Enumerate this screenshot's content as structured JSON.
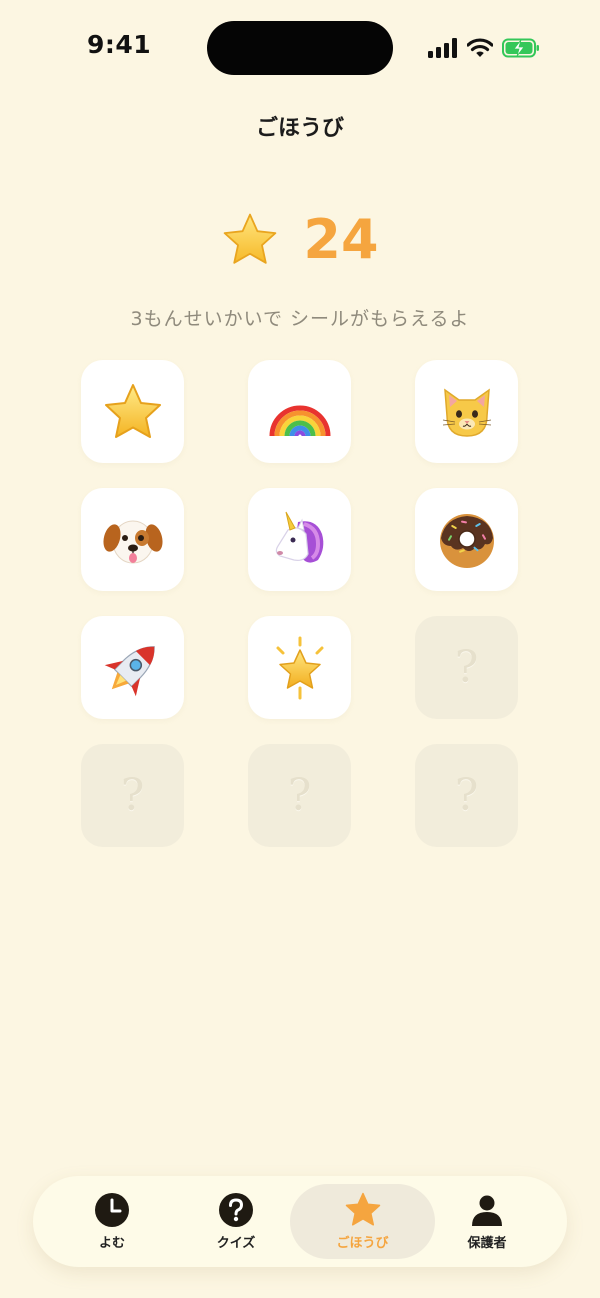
{
  "status_bar": {
    "time": "9:41"
  },
  "header": {
    "title": "ごほうび"
  },
  "score": {
    "icon": "star-icon",
    "value": "24"
  },
  "hint": "3もんせいかいで シールがもらえるよ",
  "stickers": [
    {
      "icon": "star-sticker",
      "earned": true
    },
    {
      "icon": "rainbow-sticker",
      "earned": true
    },
    {
      "icon": "cat-sticker",
      "earned": true
    },
    {
      "icon": "dog-sticker",
      "earned": true
    },
    {
      "icon": "unicorn-sticker",
      "earned": true
    },
    {
      "icon": "donut-sticker",
      "earned": true
    },
    {
      "icon": "rocket-sticker",
      "earned": true
    },
    {
      "icon": "glowing-star-sticker",
      "earned": true
    },
    {
      "icon": "locked-sticker",
      "earned": false,
      "label": "?"
    },
    {
      "icon": "locked-sticker",
      "earned": false,
      "label": "?"
    },
    {
      "icon": "locked-sticker",
      "earned": false,
      "label": "?"
    },
    {
      "icon": "locked-sticker",
      "earned": false,
      "label": "?"
    }
  ],
  "tab_bar": {
    "tabs": [
      {
        "label": "よむ",
        "icon": "clock-icon",
        "active": false
      },
      {
        "label": "クイズ",
        "icon": "question-icon",
        "active": false
      },
      {
        "label": "ごほうび",
        "icon": "star-icon",
        "active": true
      },
      {
        "label": "保護者",
        "icon": "person-icon",
        "active": false
      }
    ]
  },
  "colors": {
    "background": "#fcf6e2",
    "accent": "#f5a53f",
    "hint_text": "#8f8a7c",
    "locked_tile": "#f2eddb",
    "battery": "#34c759"
  }
}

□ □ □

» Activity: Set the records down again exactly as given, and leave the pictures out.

» Output:
Enumerate this screenshot's content as structured JSON.
{
  "status_bar": {
    "time": "9:41"
  },
  "header": {
    "title": "ごほうび"
  },
  "score": {
    "icon": "star-icon",
    "value": "24"
  },
  "hint": "3もんせいかいで シールがもらえるよ",
  "stickers": [
    {
      "icon": "star-sticker",
      "earned": true
    },
    {
      "icon": "rainbow-sticker",
      "earned": true
    },
    {
      "icon": "cat-sticker",
      "earned": true
    },
    {
      "icon": "dog-sticker",
      "earned": true
    },
    {
      "icon": "unicorn-sticker",
      "earned": true
    },
    {
      "icon": "donut-sticker",
      "earned": true
    },
    {
      "icon": "rocket-sticker",
      "earned": true
    },
    {
      "icon": "glowing-star-sticker",
      "earned": true
    },
    {
      "icon": "locked-sticker",
      "earned": false,
      "label": "?"
    },
    {
      "icon": "locked-sticker",
      "earned": false,
      "label": "?"
    },
    {
      "icon": "locked-sticker",
      "earned": false,
      "label": "?"
    },
    {
      "icon": "locked-sticker",
      "earned": false,
      "label": "?"
    }
  ],
  "tab_bar": {
    "tabs": [
      {
        "label": "よむ",
        "icon": "clock-icon",
        "active": false
      },
      {
        "label": "クイズ",
        "icon": "question-icon",
        "active": false
      },
      {
        "label": "ごほうび",
        "icon": "star-icon",
        "active": true
      },
      {
        "label": "保護者",
        "icon": "person-icon",
        "active": false
      }
    ]
  },
  "colors": {
    "background": "#fcf6e2",
    "accent": "#f5a53f",
    "hint_text": "#8f8a7c",
    "locked_tile": "#f2eddb",
    "battery": "#34c759"
  }
}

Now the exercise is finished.